◆ WHAT TO DO: Look through the entries below and say how many lines contain the string "JSON". Give the number only.

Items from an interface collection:
++++
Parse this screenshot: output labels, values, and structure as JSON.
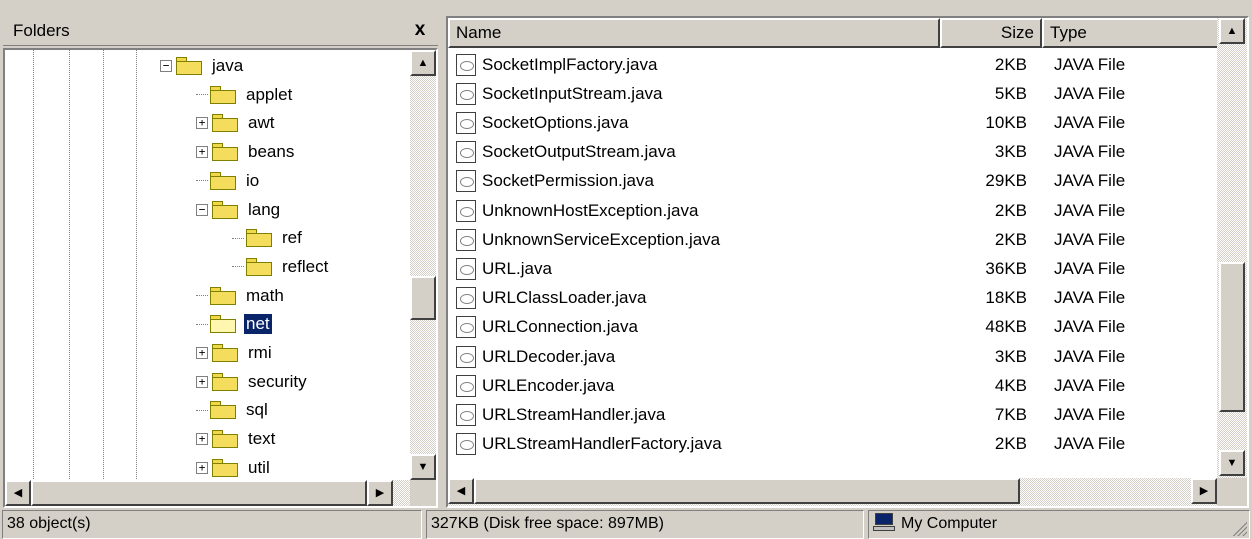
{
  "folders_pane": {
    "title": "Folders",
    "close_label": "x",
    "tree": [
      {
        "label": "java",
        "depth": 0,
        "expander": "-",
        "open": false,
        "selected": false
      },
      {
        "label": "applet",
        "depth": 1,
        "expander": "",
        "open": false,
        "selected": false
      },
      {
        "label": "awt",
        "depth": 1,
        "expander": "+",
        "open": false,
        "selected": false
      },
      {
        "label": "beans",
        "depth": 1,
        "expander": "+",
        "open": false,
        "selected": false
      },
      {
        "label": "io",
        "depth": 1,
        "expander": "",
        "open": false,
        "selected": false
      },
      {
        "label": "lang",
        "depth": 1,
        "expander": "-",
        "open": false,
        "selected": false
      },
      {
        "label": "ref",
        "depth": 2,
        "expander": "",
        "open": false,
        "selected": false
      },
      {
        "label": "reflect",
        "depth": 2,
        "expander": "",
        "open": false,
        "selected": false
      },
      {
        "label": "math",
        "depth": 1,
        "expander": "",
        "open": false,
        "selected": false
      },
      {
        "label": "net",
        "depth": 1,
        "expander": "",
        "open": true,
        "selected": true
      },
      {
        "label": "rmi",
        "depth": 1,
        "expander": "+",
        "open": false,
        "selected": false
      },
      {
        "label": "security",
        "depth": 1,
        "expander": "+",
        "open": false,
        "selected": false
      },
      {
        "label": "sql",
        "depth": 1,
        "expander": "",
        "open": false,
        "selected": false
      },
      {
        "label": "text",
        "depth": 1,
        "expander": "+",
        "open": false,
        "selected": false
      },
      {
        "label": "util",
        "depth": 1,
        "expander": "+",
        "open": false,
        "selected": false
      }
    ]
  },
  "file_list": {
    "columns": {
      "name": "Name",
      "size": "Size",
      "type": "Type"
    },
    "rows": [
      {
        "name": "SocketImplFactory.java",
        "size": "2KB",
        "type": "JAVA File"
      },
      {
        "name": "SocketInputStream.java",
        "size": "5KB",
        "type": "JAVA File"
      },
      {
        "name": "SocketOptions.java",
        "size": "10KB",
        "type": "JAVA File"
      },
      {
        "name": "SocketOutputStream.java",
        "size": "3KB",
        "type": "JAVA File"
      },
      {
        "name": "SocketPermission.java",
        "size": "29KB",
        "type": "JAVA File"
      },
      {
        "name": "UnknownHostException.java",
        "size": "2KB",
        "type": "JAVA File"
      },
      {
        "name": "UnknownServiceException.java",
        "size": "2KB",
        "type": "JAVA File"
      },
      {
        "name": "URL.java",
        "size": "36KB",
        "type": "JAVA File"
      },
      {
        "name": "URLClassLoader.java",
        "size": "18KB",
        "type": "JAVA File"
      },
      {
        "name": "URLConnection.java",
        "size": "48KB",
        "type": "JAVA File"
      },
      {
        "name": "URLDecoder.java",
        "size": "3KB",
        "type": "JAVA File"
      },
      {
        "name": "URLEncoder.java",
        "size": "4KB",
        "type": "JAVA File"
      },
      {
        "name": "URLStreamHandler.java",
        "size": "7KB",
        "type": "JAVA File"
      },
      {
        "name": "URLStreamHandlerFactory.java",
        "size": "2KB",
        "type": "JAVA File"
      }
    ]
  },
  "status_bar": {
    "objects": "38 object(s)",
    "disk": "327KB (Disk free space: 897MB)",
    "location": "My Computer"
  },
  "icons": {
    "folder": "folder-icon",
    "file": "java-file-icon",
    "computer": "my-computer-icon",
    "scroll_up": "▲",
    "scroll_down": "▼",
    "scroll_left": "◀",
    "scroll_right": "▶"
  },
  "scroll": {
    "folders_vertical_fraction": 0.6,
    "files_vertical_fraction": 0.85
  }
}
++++
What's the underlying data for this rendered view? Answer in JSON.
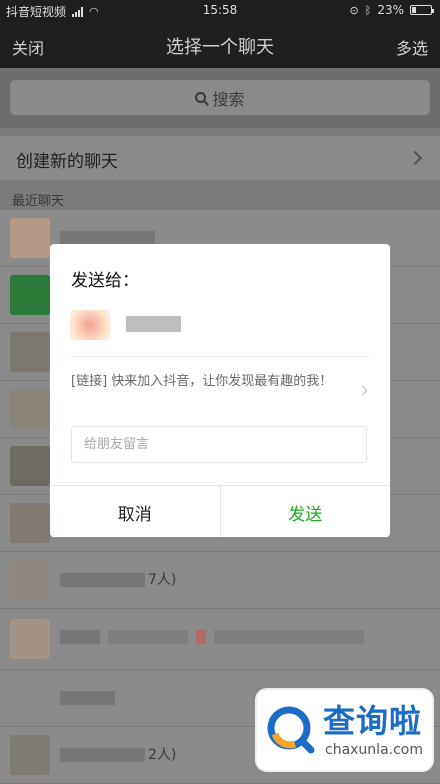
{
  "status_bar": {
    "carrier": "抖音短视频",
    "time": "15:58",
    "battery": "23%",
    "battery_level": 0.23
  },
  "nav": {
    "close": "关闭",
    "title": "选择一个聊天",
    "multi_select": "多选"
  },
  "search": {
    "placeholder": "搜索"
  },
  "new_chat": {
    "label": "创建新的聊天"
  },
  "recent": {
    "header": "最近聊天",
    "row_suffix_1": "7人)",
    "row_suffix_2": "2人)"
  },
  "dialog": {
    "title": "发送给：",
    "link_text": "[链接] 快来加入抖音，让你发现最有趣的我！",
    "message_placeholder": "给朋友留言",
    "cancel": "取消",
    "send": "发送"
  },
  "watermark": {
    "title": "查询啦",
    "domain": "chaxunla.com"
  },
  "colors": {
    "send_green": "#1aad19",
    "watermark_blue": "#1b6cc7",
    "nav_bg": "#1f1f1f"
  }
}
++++
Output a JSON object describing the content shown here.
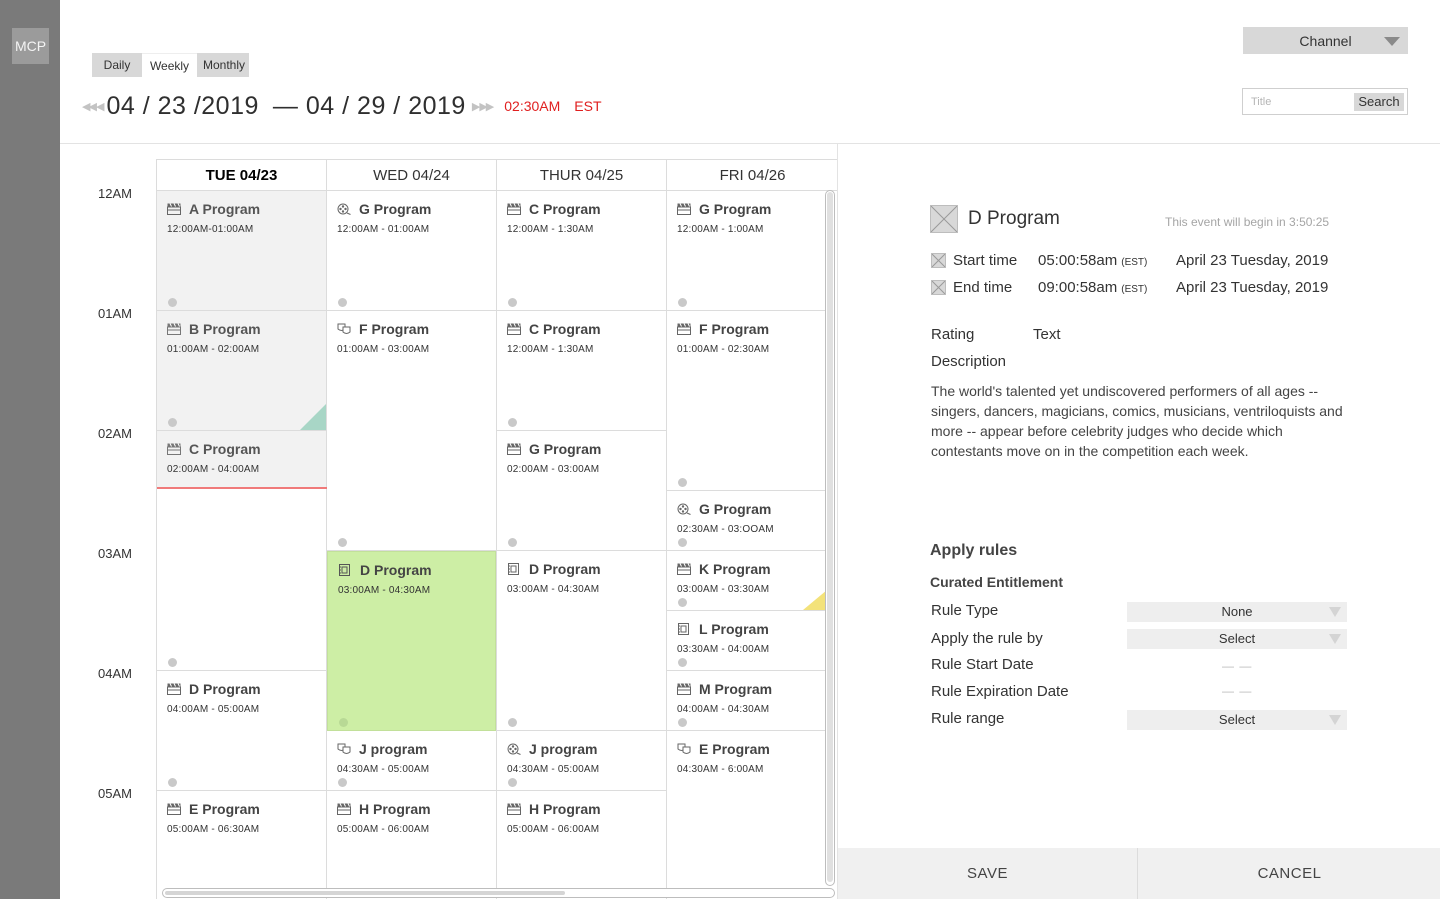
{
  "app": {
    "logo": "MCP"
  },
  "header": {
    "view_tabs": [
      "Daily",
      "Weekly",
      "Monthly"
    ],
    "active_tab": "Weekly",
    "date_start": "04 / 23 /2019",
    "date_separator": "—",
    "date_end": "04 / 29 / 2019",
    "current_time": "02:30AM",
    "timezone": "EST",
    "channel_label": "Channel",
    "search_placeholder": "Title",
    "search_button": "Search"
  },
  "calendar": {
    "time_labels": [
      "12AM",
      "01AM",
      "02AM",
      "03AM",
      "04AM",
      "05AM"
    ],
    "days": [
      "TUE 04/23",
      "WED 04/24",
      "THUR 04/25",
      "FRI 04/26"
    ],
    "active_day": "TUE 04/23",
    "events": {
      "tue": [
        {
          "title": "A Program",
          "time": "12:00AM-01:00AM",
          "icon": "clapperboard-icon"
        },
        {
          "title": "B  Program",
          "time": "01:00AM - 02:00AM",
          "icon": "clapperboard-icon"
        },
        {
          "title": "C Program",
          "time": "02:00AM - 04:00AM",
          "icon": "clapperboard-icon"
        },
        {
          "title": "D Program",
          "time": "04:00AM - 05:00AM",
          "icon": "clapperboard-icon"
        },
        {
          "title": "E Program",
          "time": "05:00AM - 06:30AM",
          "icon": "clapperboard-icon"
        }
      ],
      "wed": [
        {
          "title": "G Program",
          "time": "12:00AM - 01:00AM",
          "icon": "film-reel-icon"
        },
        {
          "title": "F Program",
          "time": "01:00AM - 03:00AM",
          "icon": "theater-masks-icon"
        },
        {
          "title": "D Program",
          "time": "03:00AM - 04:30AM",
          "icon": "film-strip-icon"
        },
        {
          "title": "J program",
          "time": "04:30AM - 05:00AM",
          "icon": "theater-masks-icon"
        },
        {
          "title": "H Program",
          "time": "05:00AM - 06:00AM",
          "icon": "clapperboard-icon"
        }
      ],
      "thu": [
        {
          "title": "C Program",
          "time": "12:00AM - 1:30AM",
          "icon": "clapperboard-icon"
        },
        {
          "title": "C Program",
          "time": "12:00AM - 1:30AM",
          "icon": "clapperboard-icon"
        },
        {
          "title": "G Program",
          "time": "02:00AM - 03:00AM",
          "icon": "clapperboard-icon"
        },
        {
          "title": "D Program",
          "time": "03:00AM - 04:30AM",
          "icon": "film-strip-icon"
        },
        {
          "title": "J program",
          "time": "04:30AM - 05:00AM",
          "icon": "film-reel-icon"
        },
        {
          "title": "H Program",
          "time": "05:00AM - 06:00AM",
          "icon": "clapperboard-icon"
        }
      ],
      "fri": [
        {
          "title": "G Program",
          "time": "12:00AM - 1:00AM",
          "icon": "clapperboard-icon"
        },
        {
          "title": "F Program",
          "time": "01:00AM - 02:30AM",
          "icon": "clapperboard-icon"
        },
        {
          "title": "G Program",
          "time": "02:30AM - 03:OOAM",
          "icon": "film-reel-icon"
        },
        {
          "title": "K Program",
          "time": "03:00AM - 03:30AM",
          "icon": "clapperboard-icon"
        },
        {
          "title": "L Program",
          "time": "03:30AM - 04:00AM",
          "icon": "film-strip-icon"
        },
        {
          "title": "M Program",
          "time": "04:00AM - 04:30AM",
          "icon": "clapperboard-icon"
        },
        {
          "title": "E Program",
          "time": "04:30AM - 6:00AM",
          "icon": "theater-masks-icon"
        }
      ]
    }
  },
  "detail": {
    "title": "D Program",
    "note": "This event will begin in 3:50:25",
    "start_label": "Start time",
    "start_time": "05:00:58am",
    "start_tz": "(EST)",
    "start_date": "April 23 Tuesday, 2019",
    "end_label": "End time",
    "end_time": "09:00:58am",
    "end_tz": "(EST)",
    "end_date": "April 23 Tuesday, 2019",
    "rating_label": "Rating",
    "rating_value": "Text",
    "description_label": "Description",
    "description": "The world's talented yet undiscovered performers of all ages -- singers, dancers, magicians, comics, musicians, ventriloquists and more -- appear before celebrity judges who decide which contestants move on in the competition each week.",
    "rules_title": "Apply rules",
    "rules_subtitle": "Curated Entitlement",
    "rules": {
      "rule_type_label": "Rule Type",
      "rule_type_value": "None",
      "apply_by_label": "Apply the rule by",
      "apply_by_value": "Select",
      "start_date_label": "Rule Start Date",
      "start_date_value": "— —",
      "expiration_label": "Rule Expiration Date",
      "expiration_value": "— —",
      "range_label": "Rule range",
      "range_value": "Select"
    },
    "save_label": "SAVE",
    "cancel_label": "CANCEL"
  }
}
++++
◆ WORKED SOLUTION: 3